Only lines containing the string "content" belong in the answer; find them in the records and copy them.
### GIVEN DATA
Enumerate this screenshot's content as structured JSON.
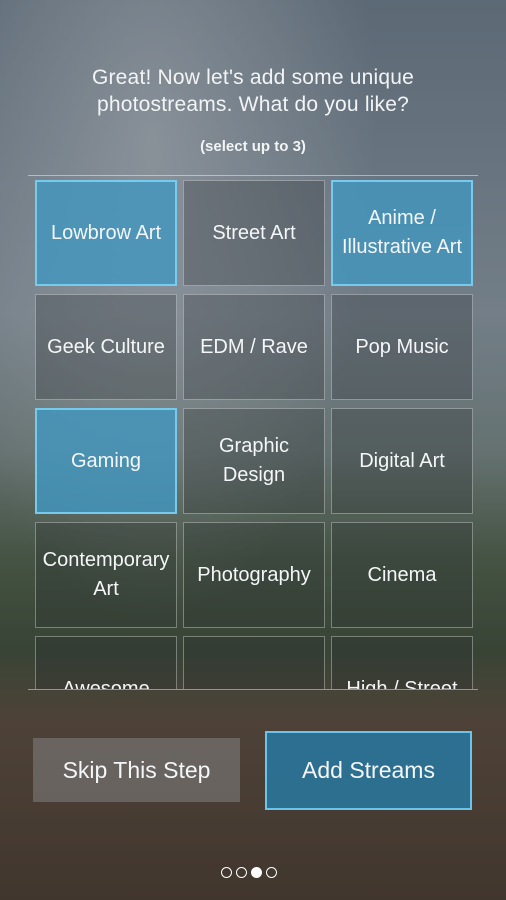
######
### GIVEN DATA
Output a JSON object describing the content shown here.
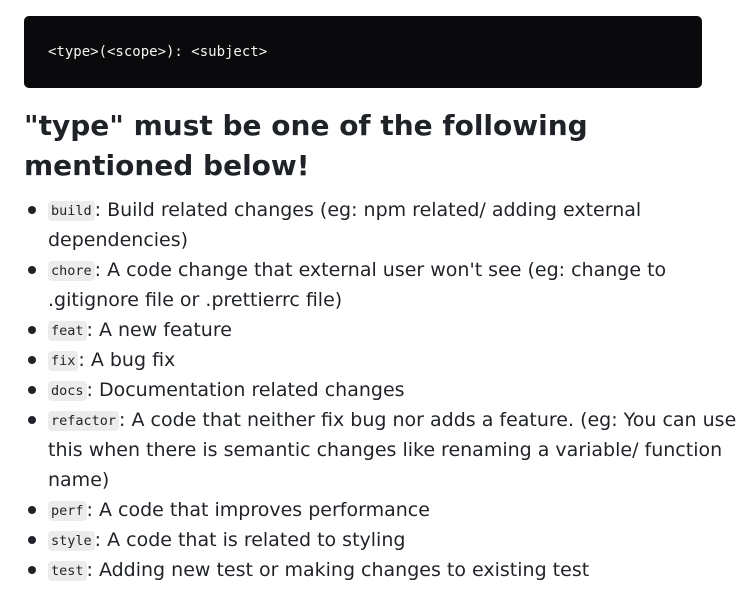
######
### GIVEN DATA
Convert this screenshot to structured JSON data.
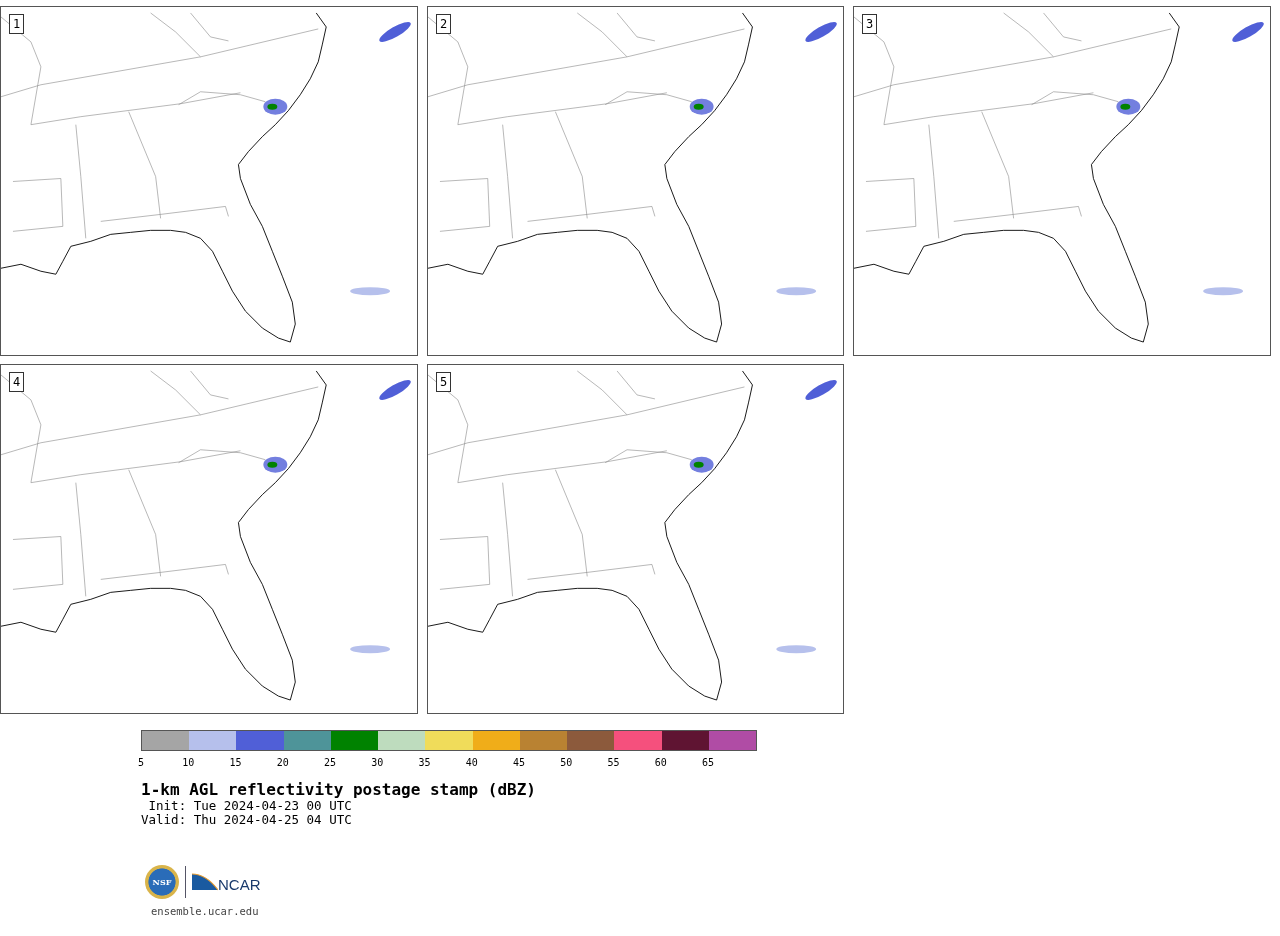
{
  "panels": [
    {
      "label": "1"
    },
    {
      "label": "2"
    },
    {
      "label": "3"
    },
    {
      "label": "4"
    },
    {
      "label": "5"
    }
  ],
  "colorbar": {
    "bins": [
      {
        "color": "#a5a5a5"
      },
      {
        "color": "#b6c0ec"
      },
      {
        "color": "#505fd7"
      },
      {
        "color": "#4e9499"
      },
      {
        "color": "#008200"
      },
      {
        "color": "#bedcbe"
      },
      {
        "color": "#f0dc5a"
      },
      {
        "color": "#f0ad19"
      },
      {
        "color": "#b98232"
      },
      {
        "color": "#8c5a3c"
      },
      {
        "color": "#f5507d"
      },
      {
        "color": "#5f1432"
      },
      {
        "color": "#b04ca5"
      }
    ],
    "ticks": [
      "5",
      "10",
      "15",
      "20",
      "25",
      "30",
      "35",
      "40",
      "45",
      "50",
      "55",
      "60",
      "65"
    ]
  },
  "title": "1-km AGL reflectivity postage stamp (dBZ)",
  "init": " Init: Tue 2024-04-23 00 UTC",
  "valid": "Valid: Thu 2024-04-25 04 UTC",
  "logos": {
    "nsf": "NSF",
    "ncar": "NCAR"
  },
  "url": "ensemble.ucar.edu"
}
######
◆ **ANSWER SECTION**:
Enumerate this screenshot's content as structured JSON.
Output a JSON object describing the content shown here.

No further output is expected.